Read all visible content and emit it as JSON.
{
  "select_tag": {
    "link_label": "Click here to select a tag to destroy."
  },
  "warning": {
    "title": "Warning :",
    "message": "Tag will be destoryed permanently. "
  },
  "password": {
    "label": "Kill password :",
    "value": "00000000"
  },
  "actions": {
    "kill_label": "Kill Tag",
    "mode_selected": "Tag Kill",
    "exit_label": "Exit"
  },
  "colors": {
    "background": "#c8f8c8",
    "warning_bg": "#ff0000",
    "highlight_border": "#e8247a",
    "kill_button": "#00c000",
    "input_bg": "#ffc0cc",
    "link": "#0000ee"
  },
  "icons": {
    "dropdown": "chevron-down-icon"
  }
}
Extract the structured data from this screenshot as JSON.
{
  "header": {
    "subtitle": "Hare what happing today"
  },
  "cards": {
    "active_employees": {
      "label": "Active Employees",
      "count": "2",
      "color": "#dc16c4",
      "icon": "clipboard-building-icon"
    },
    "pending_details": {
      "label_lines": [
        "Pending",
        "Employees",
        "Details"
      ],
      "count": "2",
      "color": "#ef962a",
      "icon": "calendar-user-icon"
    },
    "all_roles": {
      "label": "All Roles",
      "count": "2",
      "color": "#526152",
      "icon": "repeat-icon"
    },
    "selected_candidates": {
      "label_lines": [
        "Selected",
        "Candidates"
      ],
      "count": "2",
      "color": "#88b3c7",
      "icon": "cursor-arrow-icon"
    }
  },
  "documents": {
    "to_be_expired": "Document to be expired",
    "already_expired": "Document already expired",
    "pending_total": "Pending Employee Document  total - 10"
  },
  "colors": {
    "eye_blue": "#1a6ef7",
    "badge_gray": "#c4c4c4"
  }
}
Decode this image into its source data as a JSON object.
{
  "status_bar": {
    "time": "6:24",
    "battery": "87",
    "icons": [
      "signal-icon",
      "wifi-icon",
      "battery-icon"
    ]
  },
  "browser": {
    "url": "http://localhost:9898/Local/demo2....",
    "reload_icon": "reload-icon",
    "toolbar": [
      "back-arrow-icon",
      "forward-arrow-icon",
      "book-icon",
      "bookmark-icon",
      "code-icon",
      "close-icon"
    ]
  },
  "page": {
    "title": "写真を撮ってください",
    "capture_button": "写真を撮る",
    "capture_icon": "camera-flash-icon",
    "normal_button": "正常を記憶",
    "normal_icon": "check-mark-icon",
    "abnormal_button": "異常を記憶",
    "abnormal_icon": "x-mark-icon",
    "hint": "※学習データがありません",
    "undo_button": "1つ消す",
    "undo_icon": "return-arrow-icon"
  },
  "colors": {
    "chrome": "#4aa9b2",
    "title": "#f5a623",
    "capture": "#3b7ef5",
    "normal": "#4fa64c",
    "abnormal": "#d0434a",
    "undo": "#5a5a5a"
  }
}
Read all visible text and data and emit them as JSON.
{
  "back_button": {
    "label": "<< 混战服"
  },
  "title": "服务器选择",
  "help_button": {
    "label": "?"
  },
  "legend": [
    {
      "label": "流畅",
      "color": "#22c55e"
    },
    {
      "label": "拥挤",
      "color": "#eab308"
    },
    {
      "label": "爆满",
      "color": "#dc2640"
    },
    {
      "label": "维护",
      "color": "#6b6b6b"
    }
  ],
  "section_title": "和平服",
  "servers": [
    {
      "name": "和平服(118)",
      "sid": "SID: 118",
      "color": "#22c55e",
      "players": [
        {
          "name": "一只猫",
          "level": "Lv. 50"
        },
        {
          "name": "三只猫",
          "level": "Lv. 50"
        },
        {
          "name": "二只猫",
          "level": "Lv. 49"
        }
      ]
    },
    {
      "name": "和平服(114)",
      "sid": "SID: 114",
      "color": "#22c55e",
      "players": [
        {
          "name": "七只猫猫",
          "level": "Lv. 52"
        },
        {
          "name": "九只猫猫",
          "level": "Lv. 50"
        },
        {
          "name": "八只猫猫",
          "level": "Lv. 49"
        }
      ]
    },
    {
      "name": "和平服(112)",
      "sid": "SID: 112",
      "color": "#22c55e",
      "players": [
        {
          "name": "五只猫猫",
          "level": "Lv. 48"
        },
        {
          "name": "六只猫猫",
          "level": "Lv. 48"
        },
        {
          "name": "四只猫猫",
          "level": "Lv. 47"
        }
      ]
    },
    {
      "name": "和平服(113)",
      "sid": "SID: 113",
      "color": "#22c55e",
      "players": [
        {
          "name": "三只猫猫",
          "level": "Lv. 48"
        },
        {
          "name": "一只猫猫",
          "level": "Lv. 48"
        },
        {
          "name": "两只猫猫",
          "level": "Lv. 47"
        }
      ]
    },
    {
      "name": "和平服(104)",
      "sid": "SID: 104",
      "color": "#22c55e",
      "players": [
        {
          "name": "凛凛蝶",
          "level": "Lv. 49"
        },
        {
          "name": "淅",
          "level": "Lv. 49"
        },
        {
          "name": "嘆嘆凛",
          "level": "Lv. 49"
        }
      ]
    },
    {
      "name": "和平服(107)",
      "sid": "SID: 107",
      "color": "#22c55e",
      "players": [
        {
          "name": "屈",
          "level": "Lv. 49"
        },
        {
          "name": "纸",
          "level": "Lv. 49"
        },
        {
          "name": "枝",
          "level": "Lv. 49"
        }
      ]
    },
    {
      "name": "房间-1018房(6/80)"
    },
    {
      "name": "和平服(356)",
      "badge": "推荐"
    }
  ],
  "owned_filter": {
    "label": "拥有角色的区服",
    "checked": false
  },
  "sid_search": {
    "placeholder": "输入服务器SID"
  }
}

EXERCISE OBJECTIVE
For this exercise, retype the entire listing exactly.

RESPONSE TO THE TASK
Read all visible content and emit it as JSON.
{
  "select_tag": {
    "link_label": "Click here to select a tag to destroy."
  },
  "warning": {
    "title": "Warning :",
    "message": "Tag will be destoryed permanently. "
  },
  "password": {
    "label": "Kill password :",
    "value": "00000000"
  },
  "actions": {
    "kill_label": "Kill Tag",
    "mode_selected": "Tag Kill",
    "exit_label": "Exit"
  },
  "colors": {
    "background": "#c8f8c8",
    "warning_bg": "#ff0000",
    "highlight_border": "#e8247a",
    "kill_button": "#00c000",
    "input_bg": "#ffc0cc",
    "link": "#0000ee"
  },
  "icons": {
    "dropdown": "chevron-down-icon"
  }
}
Extract the structured data from this screenshot as JSON.
{
  "header": {
    "subtitle": "Hare what happing today"
  },
  "cards": {
    "active_employees": {
      "label": "Active Employees",
      "count": "2",
      "color": "#dc16c4",
      "icon": "clipboard-building-icon"
    },
    "pending_details": {
      "label_lines": [
        "Pending",
        "Employees",
        "Details"
      ],
      "count": "2",
      "color": "#ef962a",
      "icon": "calendar-user-icon"
    },
    "all_roles": {
      "label": "All Roles",
      "count": "2",
      "color": "#526152",
      "icon": "repeat-icon"
    },
    "selected_candidates": {
      "label_lines": [
        "Selected",
        "Candidates"
      ],
      "count": "2",
      "color": "#88b3c7",
      "icon": "cursor-arrow-icon"
    }
  },
  "documents": {
    "to_be_expired": "Document to be expired",
    "already_expired": "Document already expired",
    "pending_total": "Pending Employee Document  total - 10"
  },
  "colors": {
    "eye_blue": "#1a6ef7",
    "badge_gray": "#c4c4c4"
  }
}
Decode this image into its source data as a JSON object.
{
  "status_bar": {
    "time": "6:24",
    "battery": "87",
    "icons": [
      "signal-icon",
      "wifi-icon",
      "battery-icon"
    ]
  },
  "browser": {
    "url": "http://localhost:9898/Local/demo2....",
    "reload_icon": "reload-icon",
    "toolbar": [
      "back-arrow-icon",
      "forward-arrow-icon",
      "book-icon",
      "bookmark-icon",
      "code-icon",
      "close-icon"
    ]
  },
  "page": {
    "title": "写真を撮ってください",
    "capture_button": "写真を撮る",
    "capture_icon": "camera-flash-icon",
    "normal_button": "正常を記憶",
    "normal_icon": "check-mark-icon",
    "abnormal_button": "異常を記憶",
    "abnormal_icon": "x-mark-icon",
    "hint": "※学習データがありません",
    "undo_button": "1つ消す",
    "undo_icon": "return-arrow-icon"
  },
  "colors": {
    "chrome": "#4aa9b2",
    "title": "#f5a623",
    "capture": "#3b7ef5",
    "normal": "#4fa64c",
    "abnormal": "#d0434a",
    "undo": "#5a5a5a"
  }
}
Read all visible text and data and emit them as JSON.
{
  "back_button": {
    "label": "<< 混战服"
  },
  "title": "服务器选择",
  "help_button": {
    "label": "?"
  },
  "legend": [
    {
      "label": "流畅",
      "color": "#22c55e"
    },
    {
      "label": "拥挤",
      "color": "#eab308"
    },
    {
      "label": "爆满",
      "color": "#dc2640"
    },
    {
      "label": "维护",
      "color": "#6b6b6b"
    }
  ],
  "section_title": "和平服",
  "servers": [
    {
      "name": "和平服(118)",
      "sid": "SID: 118",
      "color": "#22c55e",
      "players": [
        {
          "name": "一只猫",
          "level": "Lv. 50"
        },
        {
          "name": "三只猫",
          "level": "Lv. 50"
        },
        {
          "name": "二只猫",
          "level": "Lv. 49"
        }
      ]
    },
    {
      "name": "和平服(114)",
      "sid": "SID: 114",
      "color": "#22c55e",
      "players": [
        {
          "name": "七只猫猫",
          "level": "Lv. 52"
        },
        {
          "name": "九只猫猫",
          "level": "Lv. 50"
        },
        {
          "name": "八只猫猫",
          "level": "Lv. 49"
        }
      ]
    },
    {
      "name": "和平服(112)",
      "sid": "SID: 112",
      "color": "#22c55e",
      "players": [
        {
          "name": "五只猫猫",
          "level": "Lv. 48"
        },
        {
          "name": "六只猫猫",
          "level": "Lv. 48"
        },
        {
          "name": "四只猫猫",
          "level": "Lv. 47"
        }
      ]
    },
    {
      "name": "和平服(113)",
      "sid": "SID: 113",
      "color": "#22c55e",
      "players": [
        {
          "name": "三只猫猫",
          "level": "Lv. 48"
        },
        {
          "name": "一只猫猫",
          "level": "Lv. 48"
        },
        {
          "name": "两只猫猫",
          "level": "Lv. 47"
        }
      ]
    },
    {
      "name": "和平服(104)",
      "sid": "SID: 104",
      "color": "#22c55e",
      "players": [
        {
          "name": "凛凛蝶",
          "level": "Lv. 49"
        },
        {
          "name": "淅",
          "level": "Lv. 49"
        },
        {
          "name": "嘆嘆凛",
          "level": "Lv. 49"
        }
      ]
    },
    {
      "name": "和平服(107)",
      "sid": "SID: 107",
      "color": "#22c55e",
      "players": [
        {
          "name": "屈",
          "level": "Lv. 49"
        },
        {
          "name": "纸",
          "level": "Lv. 49"
        },
        {
          "name": "枝",
          "level": "Lv. 49"
        }
      ]
    },
    {
      "name": "房间-1018房(6/80)"
    },
    {
      "name": "和平服(356)",
      "badge": "推荐"
    }
  ],
  "owned_filter": {
    "label": "拥有角色的区服",
    "checked": false
  },
  "sid_search": {
    "placeholder": "输入服务器SID"
  }
}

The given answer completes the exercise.